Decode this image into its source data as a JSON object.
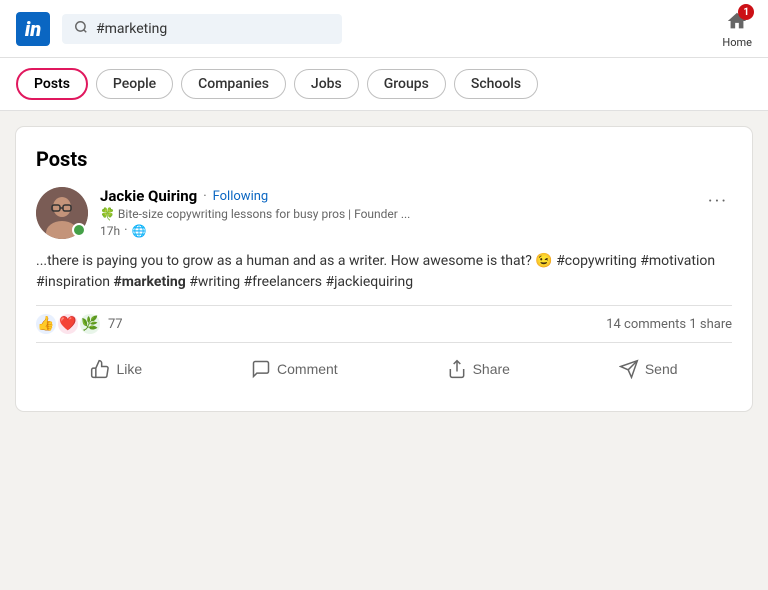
{
  "header": {
    "logo_text": "in",
    "search_value": "#marketing",
    "search_placeholder": "Search",
    "home_label": "Home",
    "notification_count": "1"
  },
  "filter_tabs": {
    "items": [
      {
        "id": "posts",
        "label": "Posts",
        "active": true
      },
      {
        "id": "people",
        "label": "People",
        "active": false
      },
      {
        "id": "companies",
        "label": "Companies",
        "active": false
      },
      {
        "id": "jobs",
        "label": "Jobs",
        "active": false
      },
      {
        "id": "groups",
        "label": "Groups",
        "active": false
      },
      {
        "id": "schools",
        "label": "Schools",
        "active": false
      }
    ]
  },
  "section_title": "Posts",
  "post": {
    "author_name": "Jackie Quiring",
    "following_label": "Following",
    "subtitle": "🍀 Bite-size copywriting lessons for busy pros | Founder ...",
    "time": "17h",
    "visibility": "🌐",
    "body_text": "...there is paying you to grow as a human and as a writer. How awesome is that? 😉 #copywriting #motivation #inspiration #marketing #writing #freelancers #jackiequiring",
    "body_bold": "#marketing",
    "reactions": {
      "emojis": [
        "👍",
        "❤️",
        "🌿"
      ],
      "count": "77",
      "comments": "14 comments",
      "shares": "1 share"
    },
    "actions": {
      "like": "Like",
      "comment": "Comment",
      "share": "Share",
      "send": "Send"
    }
  }
}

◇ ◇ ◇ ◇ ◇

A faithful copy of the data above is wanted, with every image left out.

Solution to this task:
Decode this image into its source data as a JSON object.
{
  "header": {
    "logo_text": "in",
    "search_value": "#marketing",
    "search_placeholder": "Search",
    "home_label": "Home",
    "notification_count": "1"
  },
  "filter_tabs": {
    "items": [
      {
        "id": "posts",
        "label": "Posts",
        "active": true
      },
      {
        "id": "people",
        "label": "People",
        "active": false
      },
      {
        "id": "companies",
        "label": "Companies",
        "active": false
      },
      {
        "id": "jobs",
        "label": "Jobs",
        "active": false
      },
      {
        "id": "groups",
        "label": "Groups",
        "active": false
      },
      {
        "id": "schools",
        "label": "Schools",
        "active": false
      }
    ]
  },
  "section_title": "Posts",
  "post": {
    "author_name": "Jackie Quiring",
    "following_label": "Following",
    "subtitle": "🍀 Bite-size copywriting lessons for busy pros | Founder ...",
    "time": "17h",
    "visibility": "🌐",
    "body_text": "...there is paying you to grow as a human and as a writer. How awesome is that? 😉 #copywriting #motivation #inspiration #marketing #writing #freelancers #jackiequiring",
    "body_bold": "#marketing",
    "reactions": {
      "emojis": [
        "👍",
        "❤️",
        "🌿"
      ],
      "count": "77",
      "comments": "14 comments",
      "shares": "1 share"
    },
    "actions": {
      "like": "Like",
      "comment": "Comment",
      "share": "Share",
      "send": "Send"
    }
  }
}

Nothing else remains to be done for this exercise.